Stem Cell Sources
Stem Cells can be found in bone marrow, umbilical cord blood, from aborted fetuses, peripheral blood and adult tissues.
Stem Cell Units Banked
Embryonic Stem Cells:
Embryonic stem cells are supposedly the most primitive and potentially the best stem cell source for treatment of various disorders. They are derived from the inner cell mass of the blastocyst. However, there are numerous ethical and legal issues regarding the use of these embryonic cells.
Undoubtedly, embryonic stem cells offer the most exciting form of clinical research since maximum cell lines i.e. yardsticks for maximum deranged tissues and organs can be formulated. However, one can also not ignore the fact that due to its ultra primitive nature there is a possibility of some unwanted side effects and malignancies (cancers) during therapies using embryonic stem cells.

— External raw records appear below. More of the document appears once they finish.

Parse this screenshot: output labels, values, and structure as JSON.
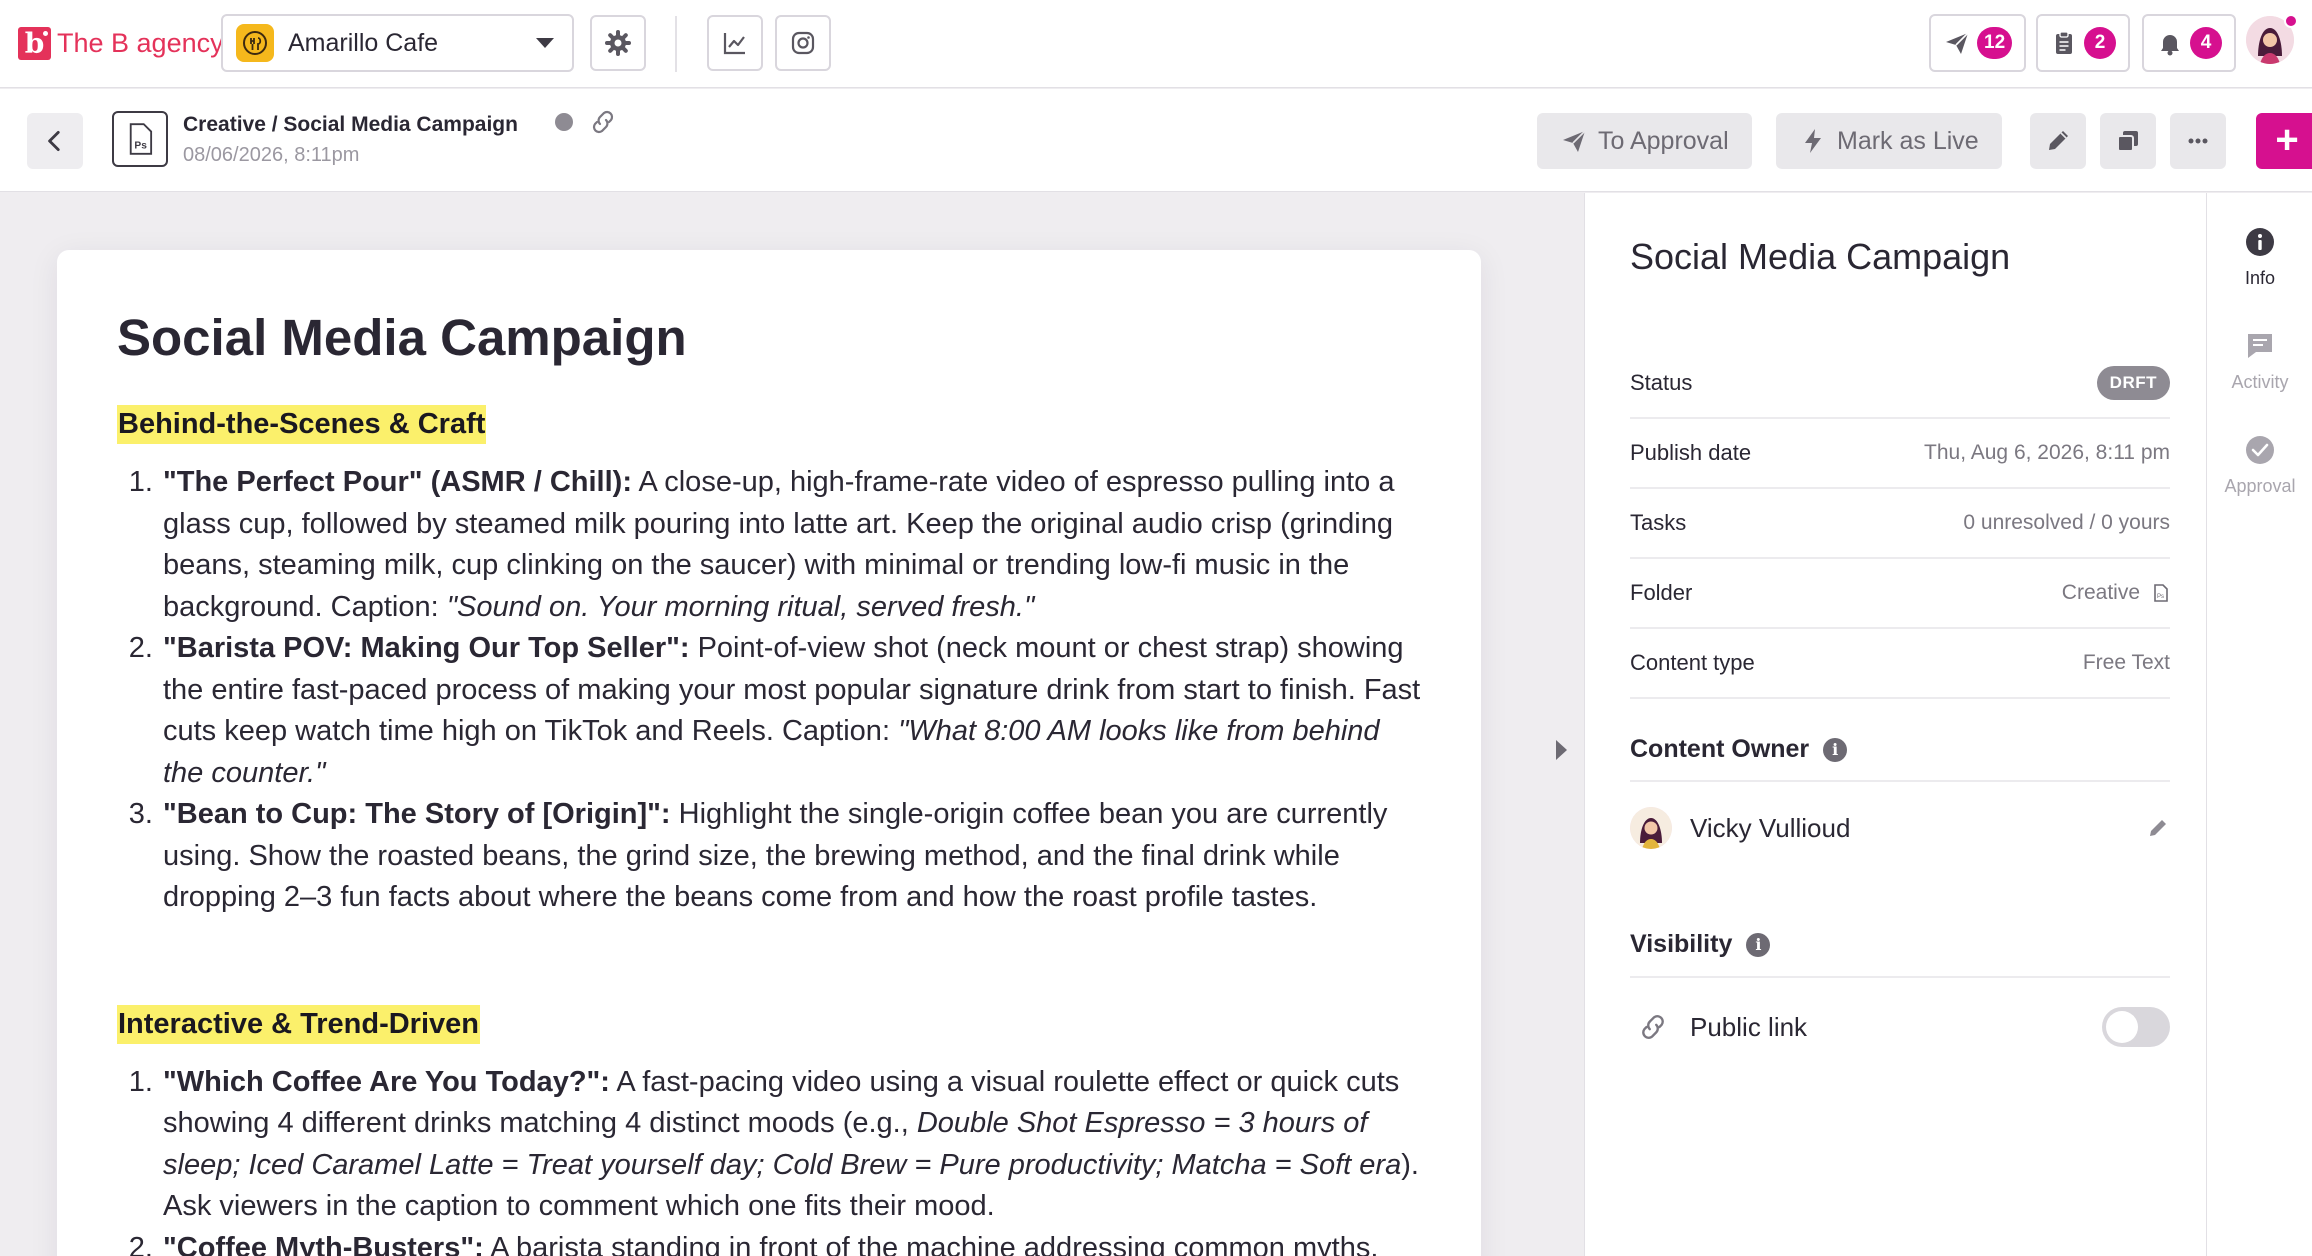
{
  "agency": {
    "logo_letter": "b",
    "name": "The B agency"
  },
  "brand": {
    "name": "Amarillo Cafe"
  },
  "topbar": {
    "sends_count": "12",
    "tasks_count": "2",
    "notifications_count": "4"
  },
  "doc_header": {
    "path": "Creative / Social Media Campaign",
    "date": "08/06/2026, 8:11pm",
    "to_approval_label": "To Approval",
    "mark_live_label": "Mark as Live",
    "add_label": "+"
  },
  "document": {
    "title": "Social Media Campaign",
    "sections": [
      {
        "heading": "Behind-the-Scenes & Craft",
        "items": [
          {
            "lead": "\"The Perfect Pour\" (ASMR / Chill):",
            "body": " A close-up, high-frame-rate video of espresso pulling into a glass cup, followed by steamed milk pouring into latte art. Keep the original audio crisp (grinding beans, steaming milk, cup clinking on the saucer) with minimal or trending low-fi music in the background. Caption: ",
            "caption": "\"Sound on. Your morning ritual, served fresh.\"",
            "tail": ""
          },
          {
            "lead": "\"Barista POV: Making Our Top Seller\":",
            "body": " Point-of-view shot (neck mount or chest strap) showing the entire fast-paced process of making your most popular signature drink from start to finish. Fast cuts keep watch time high on TikTok and Reels. Caption: ",
            "caption": "\"What 8:00 AM looks like from behind the counter.\"",
            "tail": ""
          },
          {
            "lead": "\"Bean to Cup: The Story of [Origin]\":",
            "body": " Highlight the single-origin coffee bean you are currently using. Show the roasted beans, the grind size, the brewing method, and the final drink while dropping 2–3 fun facts about where the beans come from and how the roast profile tastes.",
            "caption": "",
            "tail": ""
          }
        ]
      },
      {
        "heading": "Interactive & Trend-Driven",
        "items": [
          {
            "lead": "\"Which Coffee Are You Today?\":",
            "body": " A fast-pacing video using a visual roulette effect or quick cuts showing 4 different drinks matching 4 distinct moods (e.g., ",
            "caption": "Double Shot Espresso = 3 hours of sleep; Iced Caramel Latte = Treat yourself day; Cold Brew = Pure productivity; Matcha = Soft era",
            "tail": "). Ask viewers in the caption to comment which one fits their mood."
          },
          {
            "lead": "\"Coffee Myth-Busters\":",
            "body": " A barista standing in front of the machine addressing common myths.",
            "caption": "",
            "tail": ""
          }
        ]
      }
    ]
  },
  "info_panel": {
    "title": "Social Media Campaign",
    "rows": [
      {
        "label": "Status",
        "value": "DRFT"
      },
      {
        "label": "Publish date",
        "value": "Thu, Aug 6, 2026, 8:11 pm"
      },
      {
        "label": "Tasks",
        "value": "0 unresolved / 0 yours"
      },
      {
        "label": "Folder",
        "value": "Creative"
      },
      {
        "label": "Content type",
        "value": "Free Text"
      }
    ],
    "content_owner_title": "Content Owner",
    "owner_name": "Vicky Vullioud",
    "visibility_title": "Visibility",
    "public_link_label": "Public link",
    "public_link_enabled": false
  },
  "side_rail": {
    "items": [
      {
        "label": "Info",
        "icon": "info-icon",
        "active": true
      },
      {
        "label": "Activity",
        "icon": "comment-icon",
        "active": false
      },
      {
        "label": "Approval",
        "icon": "check-circle-icon",
        "active": false
      }
    ]
  },
  "colors": {
    "brand": "#e4325a",
    "accent": "#d6108f",
    "highlight": "#fbf06b",
    "status_draft": "#8e8b93"
  }
}
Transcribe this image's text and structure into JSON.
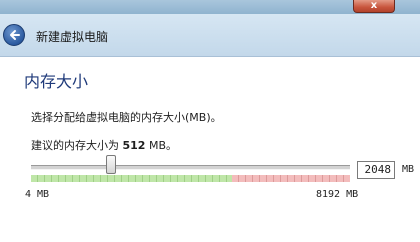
{
  "window": {
    "close_glyph": "x"
  },
  "nav": {
    "title": "新建虚拟电脑",
    "back_icon": "back-arrow-icon"
  },
  "page": {
    "title": "内存大小",
    "description": "选择分配给虚拟电脑的内存大小(MB)。",
    "recommendation_prefix": "建议的内存大小为 ",
    "recommendation_value": "512",
    "recommendation_suffix": " MB。"
  },
  "memory": {
    "value": "2048",
    "unit": "MB",
    "min_label": "4 MB",
    "max_label": "8192 MB",
    "slider_fraction": 0.25,
    "safe_fraction": 0.63,
    "colors": {
      "safe": "#bfe6a8",
      "danger": "#f3bcbc"
    }
  }
}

Umbilical Stem Cells from umbilical cord blood at birth:
Umbilical cord blood is a readily available source of stem cells used with increasing frequency as an alternative to bone marrow or peripheral stem cells for transplantation in the treatment of malignant and non-malignant conditions in children and adults. Umbilical cord blood transplantation provides a rich source of stem cells with several advantages, including:
- Prompt availability
- Decreased risk of transmissible viral infections
- Graft-versus-host disease (GvHD) in both human leukocyte antigen HLA-matched and HLA-mismatched stem cell transplants
- Ease of collection with little risk to mother or newborn
Only recently has the importance of umbilical cord blood derived stem cells been established. Umbilical cord blood is an excellent source of highly proliferative stem cells capable of completely reconstituting the hematopoietic system. Practical advantages of umbilical cord blood include a lower risk and severity of graft-versus-host disease (GvHD) in HLA-matched and -unmatched recipients, ease of collection without discomfort or risk to the donor and prompt availability as a frozen graft.
The FDA and other authorities have approved umbilical cord blood for use since the late 1980s. The first umbilical cord blood transfusion cured a blood cancer in 1988. Over 1,000 cord blood transfusions, frequently in children with leukemia, have been successfully performed in the United States with little or no side effects. Recent research has shown that umbilical cord blood stem cells have similar powers and health promoting benefits as embryonic stem cells. Advances are being made each day in providing greater safety to the patient. New methods of separating the stem cells from all other blood components have resulted in a product that consists of only stem cells. Since these umbilical cord stem cells have not developed ABO and HLA antigens on their surface they do not induce graft-versus-host reactions or other problems that may occur with embryonic and adult bone marrow stem cells.
Adult Stem Cells (Stem cells from adult tissues):
Autologous Stem cells derived from bone marrow have been the most widely practiced form of transplants till the advent of the cord blood derived stem cells. Purists still prefer this form of cancer therapy even in allogenic transplants. The stem cells found in bone marrow are transplanted into cancer patients whose hematopoietic system has been destroyed by radiation or chemotherapy used to fight cancer. Bone Marrow Transplantation (BMT) is still the first choice for cancer therapies for nearly three decades.
Recently, bone marrow transplantation has been discovered as a meaningful source for stem cell therapies in regenerative medicine. However, for the moment, they are less preferred to umbilical cord cells for the following reasons:
- Bone marrow stem cells can carry dormant viruses that can be transmitted to the recipient from the donor. This presents an unacceptable risk
- The MSC population in bone marrow is scarce compared to umbilical cords
- Significant drop in MSC and their proliferative capacity with age.
Stem Cell Facts
Stem Cells have the ability to divide endlessly and to develop into all of the 220 human cell types.
Stem cells are collected by a procedure called “apheresis”. It requires the aid of a well-programmed cell separator that would provide the desired stem cells from the blood stream. This procedure is generally utilized for autologous (for self) use only. The limitation of this procedure is that it is lengthy, the total cell yield is suspect and the procured stem cells are obviously less plastic, thus making the homing and engraftment a big problem in most cases.
Autologous Stem cells can be collected from adult tissues like skin, cornea, fat, teeth, organs like the small intestine and liver and other tissue. Research in this field is gaining importance primarily because it presents us with an opportunity to use stem cells that are easy to procure, can be genetically modified, programmed to behave like embryonic stem cells and wholesomely available. It certainly offers us exciting prospects. These stem cells would also be generally utilized for autologous (for self) use.
keyword tags: stem cell sources, bone marrow, embryonic tissue, umbilical cord blood, adult stem cells